ABOUT THIS TASK: Work through the records that follow and return each line containing the word "glyph".

+++ PROVIDED MATERIAL

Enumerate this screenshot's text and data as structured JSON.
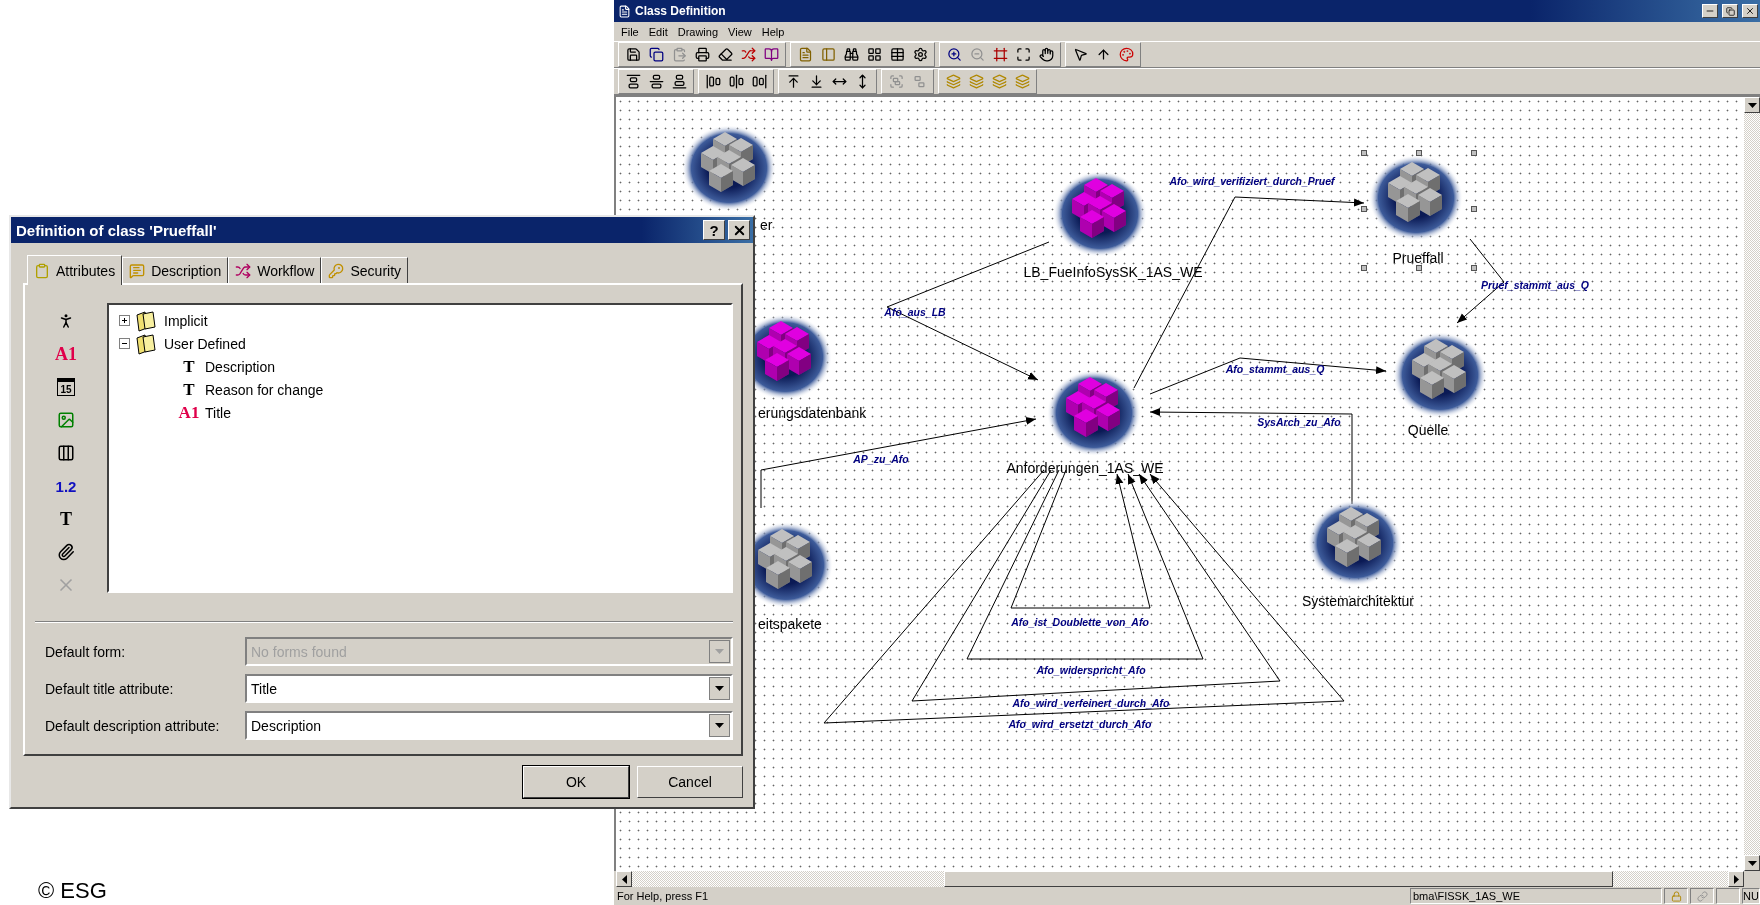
{
  "app": {
    "title": "Class Definition",
    "menu": [
      "File",
      "Edit",
      "Drawing",
      "View",
      "Help"
    ],
    "nodes": [
      {
        "label": "er",
        "color": "#c0c0c0",
        "selected": false
      },
      {
        "label": "LB_FueInfoSysSK_1AS_WE",
        "color": "#e000e0",
        "selected": false
      },
      {
        "label": "Prueffall",
        "color": "#c0c0c0",
        "selected": true
      },
      {
        "label": "erungsdatenbank",
        "color": "#e000e0",
        "selected": false
      },
      {
        "label": "Anforderungen_1AS_WE",
        "color": "#e000e0",
        "selected": false
      },
      {
        "label": "Quelle",
        "color": "#c0c0c0",
        "selected": false
      },
      {
        "label": "eitspakete",
        "color": "#c0c0c0",
        "selected": false
      },
      {
        "label": "Systemarchitektur",
        "color": "#c0c0c0",
        "selected": false
      }
    ],
    "edges": [
      {
        "label": "Afo_wird_verifiziert_durch_Pruef"
      },
      {
        "label": "Afo_aus_LB"
      },
      {
        "label": "Pruef_stammt_aus_Q"
      },
      {
        "label": "Afo_stammt_aus_Q"
      },
      {
        "label": "SysArch_zu_Afo"
      },
      {
        "label": "AP_zu_Afo"
      },
      {
        "label": "Afo_ist_Doublette_von_Afo"
      },
      {
        "label": "Afo_widerspricht_Afo"
      },
      {
        "label": "Afo_wird_verfeinert_durch_Afo"
      },
      {
        "label": "Afo_wird_ersetzt_durch_Afo"
      }
    ],
    "status_bar": {
      "message": "For Help, press F1",
      "path": "bma\\FISSK_1AS_WE",
      "indicator": "NU"
    }
  },
  "dialog": {
    "title": "Definition of class 'Prueffall'",
    "help_button": "?",
    "tabs": [
      {
        "label": "Attributes",
        "selected": true
      },
      {
        "label": "Description",
        "selected": false
      },
      {
        "label": "Workflow",
        "selected": false
      },
      {
        "label": "Security",
        "selected": false
      }
    ],
    "palette": [
      {
        "kind": "person",
        "disabled": false
      },
      {
        "kind": "title",
        "glyph": "A1",
        "disabled": false
      },
      {
        "kind": "date",
        "glyph": "15",
        "disabled": false
      },
      {
        "kind": "image",
        "disabled": false
      },
      {
        "kind": "column",
        "disabled": false
      },
      {
        "kind": "number",
        "glyph": "1.2",
        "disabled": false
      },
      {
        "kind": "text",
        "glyph": "T",
        "disabled": false
      },
      {
        "kind": "attachment",
        "disabled": false
      },
      {
        "kind": "delete",
        "disabled": true
      }
    ],
    "tree": [
      {
        "label": "Implicit",
        "expanded": false
      },
      {
        "label": "User Defined",
        "expanded": true,
        "children": [
          {
            "label": "Description",
            "kind": "text",
            "glyph": "T"
          },
          {
            "label": "Reason for change",
            "kind": "text",
            "glyph": "T"
          },
          {
            "label": "Title",
            "kind": "title",
            "glyph": "A1"
          }
        ]
      }
    ],
    "fields": [
      {
        "label": "Default form:",
        "value": "No forms found",
        "disabled": true
      },
      {
        "label": "Default title attribute:",
        "value": "Title",
        "disabled": false
      },
      {
        "label": "Default description attribute:",
        "value": "Description",
        "disabled": false
      }
    ],
    "buttons": [
      {
        "label": "OK",
        "default": true
      },
      {
        "label": "Cancel",
        "default": false
      }
    ]
  },
  "copyright": "© ESG"
}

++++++

EXERCISE SOLUTION:
        "glyph": "A1",
        "glyph": "15",
        "glyph": "1.2",
        "glyph": "T",
            "glyph": "T"
            "glyph": "T"
            "glyph": "A1"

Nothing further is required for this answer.